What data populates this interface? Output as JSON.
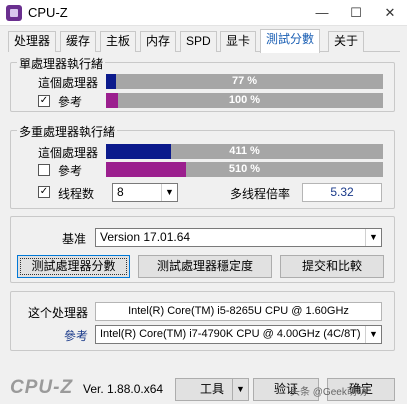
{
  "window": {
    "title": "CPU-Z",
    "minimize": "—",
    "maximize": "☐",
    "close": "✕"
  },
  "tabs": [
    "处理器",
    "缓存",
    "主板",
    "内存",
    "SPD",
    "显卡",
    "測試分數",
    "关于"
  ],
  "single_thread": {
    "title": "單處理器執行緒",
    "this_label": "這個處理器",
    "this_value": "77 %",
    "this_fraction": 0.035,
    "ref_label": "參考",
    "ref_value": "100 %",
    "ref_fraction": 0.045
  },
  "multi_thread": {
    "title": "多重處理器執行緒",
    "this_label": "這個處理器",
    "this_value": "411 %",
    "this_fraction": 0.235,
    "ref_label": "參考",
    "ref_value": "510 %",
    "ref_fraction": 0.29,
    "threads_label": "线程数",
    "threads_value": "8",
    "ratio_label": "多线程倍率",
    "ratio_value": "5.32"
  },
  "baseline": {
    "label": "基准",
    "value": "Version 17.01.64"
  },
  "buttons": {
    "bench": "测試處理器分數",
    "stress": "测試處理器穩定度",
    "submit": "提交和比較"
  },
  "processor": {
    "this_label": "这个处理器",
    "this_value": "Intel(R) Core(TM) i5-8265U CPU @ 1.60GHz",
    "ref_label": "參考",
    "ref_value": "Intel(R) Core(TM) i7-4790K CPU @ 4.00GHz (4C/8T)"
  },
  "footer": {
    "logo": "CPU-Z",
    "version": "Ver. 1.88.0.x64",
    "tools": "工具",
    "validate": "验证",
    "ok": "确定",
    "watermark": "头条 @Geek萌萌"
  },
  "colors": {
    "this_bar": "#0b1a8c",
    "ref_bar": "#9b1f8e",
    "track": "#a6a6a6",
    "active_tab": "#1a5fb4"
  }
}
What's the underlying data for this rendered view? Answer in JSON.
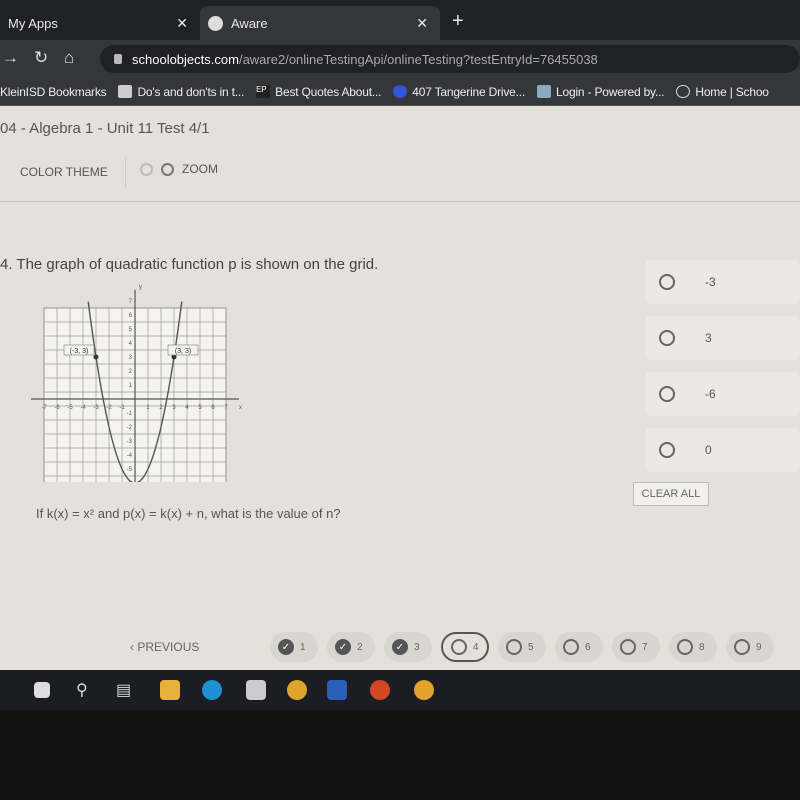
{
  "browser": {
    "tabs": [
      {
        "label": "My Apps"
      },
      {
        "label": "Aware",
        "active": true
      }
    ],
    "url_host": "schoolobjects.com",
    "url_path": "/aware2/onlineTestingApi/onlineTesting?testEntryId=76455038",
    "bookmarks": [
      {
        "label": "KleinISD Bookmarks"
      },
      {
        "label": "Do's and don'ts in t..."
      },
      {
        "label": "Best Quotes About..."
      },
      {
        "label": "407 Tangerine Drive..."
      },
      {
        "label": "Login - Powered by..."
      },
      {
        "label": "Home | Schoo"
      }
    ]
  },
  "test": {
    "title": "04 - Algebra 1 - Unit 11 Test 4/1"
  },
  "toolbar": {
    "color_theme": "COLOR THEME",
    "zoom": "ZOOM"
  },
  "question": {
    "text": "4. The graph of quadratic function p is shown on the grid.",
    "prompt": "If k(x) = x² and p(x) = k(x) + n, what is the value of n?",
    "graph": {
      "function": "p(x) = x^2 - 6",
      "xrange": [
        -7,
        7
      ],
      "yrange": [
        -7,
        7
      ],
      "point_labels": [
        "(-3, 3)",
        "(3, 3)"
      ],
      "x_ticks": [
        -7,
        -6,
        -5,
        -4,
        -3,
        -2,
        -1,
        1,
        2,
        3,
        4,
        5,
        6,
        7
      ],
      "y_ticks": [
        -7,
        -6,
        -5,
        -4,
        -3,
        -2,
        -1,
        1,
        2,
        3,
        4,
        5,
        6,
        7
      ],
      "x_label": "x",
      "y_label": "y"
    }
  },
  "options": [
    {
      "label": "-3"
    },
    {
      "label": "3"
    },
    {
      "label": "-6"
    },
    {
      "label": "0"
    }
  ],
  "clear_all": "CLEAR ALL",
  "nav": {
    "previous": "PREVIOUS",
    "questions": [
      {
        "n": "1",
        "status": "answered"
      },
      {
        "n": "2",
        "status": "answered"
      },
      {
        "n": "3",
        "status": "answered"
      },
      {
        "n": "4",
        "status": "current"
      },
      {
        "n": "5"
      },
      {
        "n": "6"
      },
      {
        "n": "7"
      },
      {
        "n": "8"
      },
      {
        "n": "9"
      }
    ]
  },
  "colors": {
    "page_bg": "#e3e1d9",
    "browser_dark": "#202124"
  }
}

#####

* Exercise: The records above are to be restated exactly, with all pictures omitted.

* Exercise output:
What data populates this interface? Output as JSON.
{
  "window": {
    "title": "CPU-Z",
    "minimize": "—",
    "maximize": "☐",
    "close": "✕"
  },
  "tabs": [
    "处理器",
    "缓存",
    "主板",
    "内存",
    "SPD",
    "显卡",
    "測試分數",
    "关于"
  ],
  "single_thread": {
    "title": "單處理器執行緒",
    "this_label": "這個處理器",
    "this_value": "77 %",
    "this_fraction": 0.035,
    "ref_label": "參考",
    "ref_value": "100 %",
    "ref_fraction": 0.045
  },
  "multi_thread": {
    "title": "多重處理器執行緒",
    "this_label": "這個處理器",
    "this_value": "411 %",
    "this_fraction": 0.235,
    "ref_label": "參考",
    "ref_value": "510 %",
    "ref_fraction": 0.29,
    "threads_label": "线程数",
    "threads_value": "8",
    "ratio_label": "多线程倍率",
    "ratio_value": "5.32"
  },
  "baseline": {
    "label": "基准",
    "value": "Version 17.01.64"
  },
  "buttons": {
    "bench": "测試處理器分數",
    "stress": "测試處理器穩定度",
    "submit": "提交和比較"
  },
  "processor": {
    "this_label": "这个处理器",
    "this_value": "Intel(R) Core(TM) i5-8265U CPU @ 1.60GHz",
    "ref_label": "參考",
    "ref_value": "Intel(R) Core(TM) i7-4790K CPU @ 4.00GHz (4C/8T)"
  },
  "footer": {
    "logo": "CPU-Z",
    "version": "Ver. 1.88.0.x64",
    "tools": "工具",
    "validate": "验证",
    "ok": "确定",
    "watermark": "头条 @Geek萌萌"
  },
  "colors": {
    "this_bar": "#0b1a8c",
    "ref_bar": "#9b1f8e",
    "track": "#a6a6a6",
    "active_tab": "#1a5fb4"
  }
}
What's the underlying data for this rendered view? Answer in JSON.
{
  "browser": {
    "tabs": [
      {
        "label": "My Apps"
      },
      {
        "label": "Aware",
        "active": true
      }
    ],
    "url_host": "schoolobjects.com",
    "url_path": "/aware2/onlineTestingApi/onlineTesting?testEntryId=76455038",
    "bookmarks": [
      {
        "label": "KleinISD Bookmarks"
      },
      {
        "label": "Do's and don'ts in t..."
      },
      {
        "label": "Best Quotes About..."
      },
      {
        "label": "407 Tangerine Drive..."
      },
      {
        "label": "Login - Powered by..."
      },
      {
        "label": "Home | Schoo"
      }
    ]
  },
  "test": {
    "title": "04 - Algebra 1 - Unit 11 Test 4/1"
  },
  "toolbar": {
    "color_theme": "COLOR THEME",
    "zoom": "ZOOM"
  },
  "question": {
    "text": "4. The graph of quadratic function p is shown on the grid.",
    "prompt": "If k(x) = x² and p(x) = k(x) + n, what is the value of n?",
    "graph": {
      "function": "p(x) = x^2 - 6",
      "xrange": [
        -7,
        7
      ],
      "yrange": [
        -7,
        7
      ],
      "point_labels": [
        "(-3, 3)",
        "(3, 3)"
      ],
      "x_ticks": [
        -7,
        -6,
        -5,
        -4,
        -3,
        -2,
        -1,
        1,
        2,
        3,
        4,
        5,
        6,
        7
      ],
      "y_ticks": [
        -7,
        -6,
        -5,
        -4,
        -3,
        -2,
        -1,
        1,
        2,
        3,
        4,
        5,
        6,
        7
      ],
      "x_label": "x",
      "y_label": "y"
    }
  },
  "options": [
    {
      "label": "-3"
    },
    {
      "label": "3"
    },
    {
      "label": "-6"
    },
    {
      "label": "0"
    }
  ],
  "clear_all": "CLEAR ALL",
  "nav": {
    "previous": "PREVIOUS",
    "questions": [
      {
        "n": "1",
        "status": "answered"
      },
      {
        "n": "2",
        "status": "answered"
      },
      {
        "n": "3",
        "status": "answered"
      },
      {
        "n": "4",
        "status": "current"
      },
      {
        "n": "5"
      },
      {
        "n": "6"
      },
      {
        "n": "7"
      },
      {
        "n": "8"
      },
      {
        "n": "9"
      }
    ]
  },
  "colors": {
    "page_bg": "#e3e1d9",
    "browser_dark": "#202124"
  }
}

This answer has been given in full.